I remember very clearly when my parents tried to get speech/language services for my brother. It was just a gamble whether the insurance would pay or not. Most times, my parents ended up paying out of pocket, and barely able to cover one or two sessions a week.

There is a clear picture in my head of my mother, holding my brother, who was a big 2 year old boy at the time, while we were travelling by bus to make it to the therapy center. No one would give up their seat. I guess, in their minds, they could not figure out why a seemingly healthy child would not stand up and hold the bars. What they didn’t know was that my brother had just recently started walking and was quite unsteady on his feet.

I accompanied my mother on many of these trips. It was just impossible for her to carry my brother, who was a quite robust 2 year old, and all the bags she needed for essentials. She tried to schedule appointments when I was available so that I could help. I remember clearly carrying my mother’s bags. And I remember clearly my mother carrying my brother.

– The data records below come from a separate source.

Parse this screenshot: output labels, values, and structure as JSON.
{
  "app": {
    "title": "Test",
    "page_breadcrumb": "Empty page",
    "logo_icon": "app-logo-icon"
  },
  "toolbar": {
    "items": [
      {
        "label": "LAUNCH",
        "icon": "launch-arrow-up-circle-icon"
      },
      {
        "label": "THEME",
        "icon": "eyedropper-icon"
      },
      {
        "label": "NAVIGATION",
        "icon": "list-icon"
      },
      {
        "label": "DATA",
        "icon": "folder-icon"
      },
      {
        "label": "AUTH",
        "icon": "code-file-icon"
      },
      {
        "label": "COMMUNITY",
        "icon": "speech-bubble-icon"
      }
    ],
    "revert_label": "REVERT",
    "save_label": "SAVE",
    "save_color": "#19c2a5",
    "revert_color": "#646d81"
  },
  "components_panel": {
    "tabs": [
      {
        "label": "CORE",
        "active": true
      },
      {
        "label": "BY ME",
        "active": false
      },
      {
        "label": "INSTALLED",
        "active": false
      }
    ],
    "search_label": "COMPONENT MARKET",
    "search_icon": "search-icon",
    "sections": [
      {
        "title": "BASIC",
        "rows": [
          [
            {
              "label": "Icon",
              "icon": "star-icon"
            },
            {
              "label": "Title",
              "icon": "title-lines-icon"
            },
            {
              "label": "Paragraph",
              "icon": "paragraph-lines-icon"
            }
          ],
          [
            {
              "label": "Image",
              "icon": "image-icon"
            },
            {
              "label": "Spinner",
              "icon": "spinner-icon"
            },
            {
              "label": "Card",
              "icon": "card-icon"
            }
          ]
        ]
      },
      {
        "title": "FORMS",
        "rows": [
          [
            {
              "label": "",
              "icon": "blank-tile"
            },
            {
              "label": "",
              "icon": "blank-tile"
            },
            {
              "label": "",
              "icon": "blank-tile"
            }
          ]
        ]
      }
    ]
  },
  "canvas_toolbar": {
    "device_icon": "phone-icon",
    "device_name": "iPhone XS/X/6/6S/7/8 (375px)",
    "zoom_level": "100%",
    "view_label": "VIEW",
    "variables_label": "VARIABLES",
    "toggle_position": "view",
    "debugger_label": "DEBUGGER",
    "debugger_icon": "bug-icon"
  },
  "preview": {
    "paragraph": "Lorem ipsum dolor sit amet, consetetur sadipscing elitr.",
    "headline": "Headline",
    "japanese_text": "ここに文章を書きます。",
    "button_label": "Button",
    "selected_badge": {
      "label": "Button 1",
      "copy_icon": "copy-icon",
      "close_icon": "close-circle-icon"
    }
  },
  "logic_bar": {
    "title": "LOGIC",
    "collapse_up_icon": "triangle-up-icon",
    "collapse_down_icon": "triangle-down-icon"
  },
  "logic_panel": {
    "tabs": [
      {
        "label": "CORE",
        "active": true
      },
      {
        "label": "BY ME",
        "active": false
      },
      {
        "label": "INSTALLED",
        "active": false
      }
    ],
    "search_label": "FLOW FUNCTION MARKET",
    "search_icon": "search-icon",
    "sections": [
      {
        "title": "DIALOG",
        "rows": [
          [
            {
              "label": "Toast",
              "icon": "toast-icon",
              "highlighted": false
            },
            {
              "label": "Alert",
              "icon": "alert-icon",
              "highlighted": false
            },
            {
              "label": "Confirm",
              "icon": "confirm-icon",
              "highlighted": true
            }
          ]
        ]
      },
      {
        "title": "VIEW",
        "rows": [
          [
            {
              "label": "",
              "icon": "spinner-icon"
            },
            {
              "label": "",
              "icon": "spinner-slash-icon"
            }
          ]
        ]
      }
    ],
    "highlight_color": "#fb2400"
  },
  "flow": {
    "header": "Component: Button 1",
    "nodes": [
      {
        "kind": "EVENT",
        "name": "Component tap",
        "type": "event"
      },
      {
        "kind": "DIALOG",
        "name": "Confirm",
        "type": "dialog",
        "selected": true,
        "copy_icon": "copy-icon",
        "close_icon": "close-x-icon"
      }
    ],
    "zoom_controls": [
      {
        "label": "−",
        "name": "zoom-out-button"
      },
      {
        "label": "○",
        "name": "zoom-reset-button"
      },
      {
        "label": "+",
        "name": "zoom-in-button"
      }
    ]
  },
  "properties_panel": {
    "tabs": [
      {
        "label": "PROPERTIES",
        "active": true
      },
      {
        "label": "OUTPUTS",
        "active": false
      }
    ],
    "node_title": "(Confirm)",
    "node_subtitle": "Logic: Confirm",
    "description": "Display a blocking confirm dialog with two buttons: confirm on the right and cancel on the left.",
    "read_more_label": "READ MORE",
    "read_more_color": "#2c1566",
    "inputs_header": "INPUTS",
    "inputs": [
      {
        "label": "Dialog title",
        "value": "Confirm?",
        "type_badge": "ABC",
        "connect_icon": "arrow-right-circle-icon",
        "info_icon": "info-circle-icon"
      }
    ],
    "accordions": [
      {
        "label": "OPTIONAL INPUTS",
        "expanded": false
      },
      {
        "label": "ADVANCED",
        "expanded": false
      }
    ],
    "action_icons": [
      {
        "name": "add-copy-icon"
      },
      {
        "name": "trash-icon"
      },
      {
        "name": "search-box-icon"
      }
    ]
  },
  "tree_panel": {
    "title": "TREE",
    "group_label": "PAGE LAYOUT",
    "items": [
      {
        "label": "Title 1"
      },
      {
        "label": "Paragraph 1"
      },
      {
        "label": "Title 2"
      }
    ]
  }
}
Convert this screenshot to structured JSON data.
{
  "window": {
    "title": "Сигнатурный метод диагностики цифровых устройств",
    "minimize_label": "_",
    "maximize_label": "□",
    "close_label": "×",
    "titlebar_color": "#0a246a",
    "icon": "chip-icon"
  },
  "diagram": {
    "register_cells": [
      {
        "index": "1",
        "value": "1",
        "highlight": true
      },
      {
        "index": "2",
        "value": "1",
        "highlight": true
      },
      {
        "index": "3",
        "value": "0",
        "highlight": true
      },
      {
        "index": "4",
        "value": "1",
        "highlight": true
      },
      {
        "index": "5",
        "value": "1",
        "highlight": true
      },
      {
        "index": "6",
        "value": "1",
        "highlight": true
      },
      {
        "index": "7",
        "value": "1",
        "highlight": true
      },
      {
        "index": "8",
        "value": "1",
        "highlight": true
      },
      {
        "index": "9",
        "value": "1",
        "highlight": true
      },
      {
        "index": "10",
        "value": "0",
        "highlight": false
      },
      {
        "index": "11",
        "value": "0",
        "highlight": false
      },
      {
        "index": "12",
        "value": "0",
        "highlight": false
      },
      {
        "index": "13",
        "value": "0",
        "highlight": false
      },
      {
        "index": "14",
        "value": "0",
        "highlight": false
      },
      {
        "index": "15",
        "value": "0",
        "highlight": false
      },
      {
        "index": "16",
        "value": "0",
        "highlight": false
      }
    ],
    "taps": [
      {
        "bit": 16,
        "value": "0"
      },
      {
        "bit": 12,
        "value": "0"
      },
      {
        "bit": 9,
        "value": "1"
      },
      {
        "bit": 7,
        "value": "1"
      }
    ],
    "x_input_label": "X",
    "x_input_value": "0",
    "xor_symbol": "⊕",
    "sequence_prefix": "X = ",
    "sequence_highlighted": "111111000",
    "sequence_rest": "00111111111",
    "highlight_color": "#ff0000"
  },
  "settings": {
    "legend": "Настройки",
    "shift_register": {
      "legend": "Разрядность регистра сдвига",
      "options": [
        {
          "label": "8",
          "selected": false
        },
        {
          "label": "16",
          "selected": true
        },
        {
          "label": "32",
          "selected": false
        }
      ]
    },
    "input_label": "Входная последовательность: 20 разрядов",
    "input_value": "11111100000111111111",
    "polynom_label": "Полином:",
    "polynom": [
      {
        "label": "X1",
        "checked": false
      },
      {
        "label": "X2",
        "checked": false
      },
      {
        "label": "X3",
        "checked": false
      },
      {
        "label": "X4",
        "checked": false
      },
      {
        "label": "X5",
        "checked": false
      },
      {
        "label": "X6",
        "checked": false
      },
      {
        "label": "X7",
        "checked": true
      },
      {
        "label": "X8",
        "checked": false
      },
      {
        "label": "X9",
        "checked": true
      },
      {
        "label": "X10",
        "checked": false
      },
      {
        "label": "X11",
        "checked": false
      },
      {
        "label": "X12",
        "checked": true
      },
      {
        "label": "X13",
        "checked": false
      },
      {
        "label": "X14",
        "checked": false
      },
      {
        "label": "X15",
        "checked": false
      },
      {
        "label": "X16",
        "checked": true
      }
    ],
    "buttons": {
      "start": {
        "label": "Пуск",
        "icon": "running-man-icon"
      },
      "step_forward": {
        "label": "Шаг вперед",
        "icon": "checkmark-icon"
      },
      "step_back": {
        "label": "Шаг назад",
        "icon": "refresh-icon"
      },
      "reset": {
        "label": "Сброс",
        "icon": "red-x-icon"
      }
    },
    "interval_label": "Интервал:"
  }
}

To this day, I can clearly see how my mom continues to “carry” my brother, in every aspect of his life. And I, for one, do my best to try to help her with her bags. Love you Mom!

Thank you.

My mom with my brother Fernando in 1979
Advertisements

Pets and Emotional Strength

Raising A Doodle

This post may contain affiliate links.

It is not secret that I love animals, and by that I mean not only the commonly-found animals in cities across America, but also the ones that people do not typically find  cute and cuddly and they’d rather eat.  I love and protect them all.   I’m an animal lover, vegetarian, can’t-live-without-a-pet (especially a cat) type of person.  I am also not shy in sharing my love for my four-legged children with the world.  As a person, I have experienced the one of a kind benefits that stem from having a bond with a pet. 

As a professional, I’m always encouraging the families that I work with to teach their children to love and care for someone else in the world by encouraging them to welcome a pet in their lives. There is simply no substitute for caring for another being, than the opportunity to provide this caring and affection to a pet.

Theresa Piasta, the author of Raising a Doodle and owner of Puppy Mama, shares her own experience as she dealt with the aftermath of serving in the military, to working in the high stress environment of Wall Street, to dealing with her own experience with PTSD. She found healing in her dog, Waffles, and quickly understood the unique relationship and bond that comes with this type of relationship.

As her bond with Waffles grew, so did her emotional strength, and the desire to share this knowledge with other women. Hence, Puppy Mama was born. Raising a Doodle delves into Ms. Piasta’s personal experiences, the experiences of hundreds of women who experienced the healing effects of caring for a dog, and the community that they formed since the creation of the Puppy Mama community.

If you are interested in learning more about how a pet can help you heal, and teach your children the importance of caring, grab a copy of this book here.

Cheers,

Dr. Klimek